HowThere is an exciting new industry arising the the field of healthcare. It known as pharmacogenomic testing. This means science can now map your genome, then use the information to help your doctor and pharmacist choose the medications that will work best for you.
You may have also heard it referred to as “personalized medicine”. Genetic lab testing is no longer an ideal for the future. It is here, responsive and dynamic. It is being made easy to use by intelligent software with medication tracking capabilities.
What is it?
Personalized DNA profiles are being made available to your health care providers, thanks to the labs and software being produced by the New Jersey company Emgenex.
The testing process is very simple. Once your personal doctor or pharmacist is setup to perform the test, they will be able to swab your cheek for DNA. The swab is sent to the lab and a report of the genomic sequence is made within 3-5 days. Your doctor or pharmacist will receive a detailed report of your genetic profile that they will be able to use to put you on the most effective medications. Gone are the days of “trial and error” prescribing.
This new genetic testing software allows for responsive and dynamic management of your medications and it doesn’t cost a fortune. Considering the human genome project took 13 years and cost nearly US $3 billion for a composite genome, while a whole genome can now be sequenced in approximately a day for under US $1000.
Great news for Medicare members as well. Medicare is breaking new ground by paying for its member to receive these tests with no out of pocket expense to the member. Genetic testing allows your healthcare providers to use your genetics to an advantage and design a personalized medication regimen based on your genome.
How can it help patients?
For clarity, allow me to provide a very common example of how a simple genetic test could save your life.
Patient A: A 58 year old male has his first heart attack. In the hospital he gets a stent placed, and his cardiologist puts him on clopidogrel (Plavix). He goes home thinking the medication will work to prevent another heart attack.
However, if Patient A is a poor metabolizer of an enzyme called cytochrome (CYP) 2C19, he may not respond fully to the platelet inhibiting effects of clopidogrel and will be at higher risk for another heart attack or stroke. The medication clopidogrel is an inactive chemical structure. It requires activation by the liver enzyme CYP2C19. Clopidogrel is what is know as a prodrug.
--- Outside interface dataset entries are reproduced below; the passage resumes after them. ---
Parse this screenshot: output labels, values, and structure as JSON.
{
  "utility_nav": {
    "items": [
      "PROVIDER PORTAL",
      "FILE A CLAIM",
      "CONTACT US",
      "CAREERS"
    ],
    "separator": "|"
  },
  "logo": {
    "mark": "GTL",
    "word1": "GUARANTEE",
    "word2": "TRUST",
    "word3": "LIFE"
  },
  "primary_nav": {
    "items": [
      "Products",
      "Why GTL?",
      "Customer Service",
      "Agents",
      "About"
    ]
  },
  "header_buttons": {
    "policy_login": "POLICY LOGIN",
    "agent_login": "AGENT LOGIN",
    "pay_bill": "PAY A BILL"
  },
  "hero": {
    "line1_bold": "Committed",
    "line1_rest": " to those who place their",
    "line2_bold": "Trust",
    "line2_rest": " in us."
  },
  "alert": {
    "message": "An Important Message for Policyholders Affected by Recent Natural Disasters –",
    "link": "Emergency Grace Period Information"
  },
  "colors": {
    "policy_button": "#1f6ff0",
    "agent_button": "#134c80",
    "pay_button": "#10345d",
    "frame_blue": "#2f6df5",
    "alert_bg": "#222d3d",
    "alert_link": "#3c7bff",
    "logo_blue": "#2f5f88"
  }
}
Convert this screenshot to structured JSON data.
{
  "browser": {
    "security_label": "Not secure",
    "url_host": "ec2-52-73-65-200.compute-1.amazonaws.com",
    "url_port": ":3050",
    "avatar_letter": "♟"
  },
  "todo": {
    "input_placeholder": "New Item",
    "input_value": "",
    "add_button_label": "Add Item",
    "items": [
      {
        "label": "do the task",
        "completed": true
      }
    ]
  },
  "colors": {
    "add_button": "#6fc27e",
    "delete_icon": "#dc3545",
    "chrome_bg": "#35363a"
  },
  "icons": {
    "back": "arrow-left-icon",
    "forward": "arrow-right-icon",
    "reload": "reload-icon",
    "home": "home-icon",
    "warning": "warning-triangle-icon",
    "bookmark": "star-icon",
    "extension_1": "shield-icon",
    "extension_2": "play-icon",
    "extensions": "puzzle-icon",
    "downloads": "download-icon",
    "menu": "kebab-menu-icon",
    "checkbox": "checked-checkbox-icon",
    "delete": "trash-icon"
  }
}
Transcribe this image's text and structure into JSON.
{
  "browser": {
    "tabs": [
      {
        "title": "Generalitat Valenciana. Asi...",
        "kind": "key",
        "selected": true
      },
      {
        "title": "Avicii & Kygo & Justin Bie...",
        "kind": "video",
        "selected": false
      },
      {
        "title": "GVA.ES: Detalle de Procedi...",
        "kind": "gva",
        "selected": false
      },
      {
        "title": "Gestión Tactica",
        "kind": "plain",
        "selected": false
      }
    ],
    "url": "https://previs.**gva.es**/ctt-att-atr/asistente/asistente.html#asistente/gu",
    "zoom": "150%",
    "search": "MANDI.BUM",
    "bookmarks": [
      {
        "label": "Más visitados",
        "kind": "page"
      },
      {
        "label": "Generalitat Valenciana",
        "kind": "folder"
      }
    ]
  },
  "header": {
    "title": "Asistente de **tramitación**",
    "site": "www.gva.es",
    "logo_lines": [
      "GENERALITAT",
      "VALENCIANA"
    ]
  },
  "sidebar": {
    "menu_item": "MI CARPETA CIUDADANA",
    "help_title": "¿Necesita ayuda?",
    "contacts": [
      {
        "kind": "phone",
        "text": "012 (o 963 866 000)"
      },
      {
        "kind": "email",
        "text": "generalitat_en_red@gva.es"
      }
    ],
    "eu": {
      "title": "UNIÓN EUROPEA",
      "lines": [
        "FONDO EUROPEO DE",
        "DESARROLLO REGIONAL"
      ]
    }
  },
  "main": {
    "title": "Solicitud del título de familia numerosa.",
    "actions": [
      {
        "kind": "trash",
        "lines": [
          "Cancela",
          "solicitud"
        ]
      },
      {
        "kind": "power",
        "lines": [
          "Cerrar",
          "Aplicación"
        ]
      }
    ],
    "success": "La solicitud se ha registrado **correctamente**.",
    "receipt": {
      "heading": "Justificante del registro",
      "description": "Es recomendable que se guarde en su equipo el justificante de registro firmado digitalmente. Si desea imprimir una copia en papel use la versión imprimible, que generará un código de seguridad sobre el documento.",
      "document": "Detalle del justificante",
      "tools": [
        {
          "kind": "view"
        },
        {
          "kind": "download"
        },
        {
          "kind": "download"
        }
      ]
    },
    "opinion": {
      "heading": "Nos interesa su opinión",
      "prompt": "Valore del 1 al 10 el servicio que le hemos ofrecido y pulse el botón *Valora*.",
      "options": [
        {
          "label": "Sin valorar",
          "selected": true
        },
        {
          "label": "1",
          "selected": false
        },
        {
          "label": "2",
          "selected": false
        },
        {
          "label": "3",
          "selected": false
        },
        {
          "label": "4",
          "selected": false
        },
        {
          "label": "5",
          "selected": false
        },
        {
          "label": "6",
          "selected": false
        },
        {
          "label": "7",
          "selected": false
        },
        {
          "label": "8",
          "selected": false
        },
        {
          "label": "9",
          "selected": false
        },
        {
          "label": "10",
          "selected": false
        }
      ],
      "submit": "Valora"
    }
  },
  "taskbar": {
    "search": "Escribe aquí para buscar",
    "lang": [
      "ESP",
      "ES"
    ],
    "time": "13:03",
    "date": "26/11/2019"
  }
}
A simple genetic test is all that is needed to determine if the patient’s liver can make enough of the enzyme needed to activate clopidogrel to its full anti-clotting potential. If the doctor or pharmacist is able to check the new prescription against the patient’s DNA profile, they would be able to use an alternate medication such as prasugrel (Effient) or ticagrelor (Brilinta).
So what are one’s chances of being a poor metabolizer of enzyme 2C19?
A gene variant (*2) is present in 25% of whites, 30% of blacks, and 40%-50% of Asians.
If that isn’t convincing enough, the genes responsible for this activation of clopidogrel also play a role in the clearing of certain drugs from the body. A person who is a poor metabolizer of 2C19 will be at higher risk of being over-medicated on certain antidepressant drugs.
Genetic testing isn’t only helpful when started on new medication therapy. It can also help oncologists decide treatment options in certain cancers such as breast, colon, and non-small cell lung cancer.
How can Pharmacists use this information?
Pharmacists can help ease the transition from “defensive medicine” to proactive medicine by helping physicians become early adopters of this new pharmacogenomics testing technology.
Point-of-care DNA testing can be easily added to a pharmacy’s spectrum of clinical service offerings. When pharmacists can combine medication therapy management with the power of personalized genetic testing, they can provide excellent patient care.
Knowing your genetic profile can help your doctors avoid using medications that may be ineffective or even supra-therapeutic and harmful. The genetic test is one that can keep you and your loved ones from hospitalizations due to adverse drug reactions and ineffective medications. The future is now, join the precision medicine movement and ask your doctor or pharmacist about genetic testing today!
If you want more information on how you can add DNA testing to your pharmacy or as part of your independent consulting services, contact Dr. Thielemier at firstname.lastname@example.org to find out how you can begin offering pharmacogenomics testing services!
ABOUT THE AUTHOR:
Blair Green Thielemier, PharmD is an independent MTM consultant pharmacist licensed in Arkansas and Missouri. She is the founder of BT Pharmacy Consulting, LLC. and works with pharmacists to create and build clinical service programs and individual consulting firms. She is a contributing author for Pharmacy Times and serves on the Arkansas Care Transitions Medication Safety Committee. More information about Dr. Thielemier and BT Pharmacy Consulting can be found on their website at http://btpharmacyconsulting.com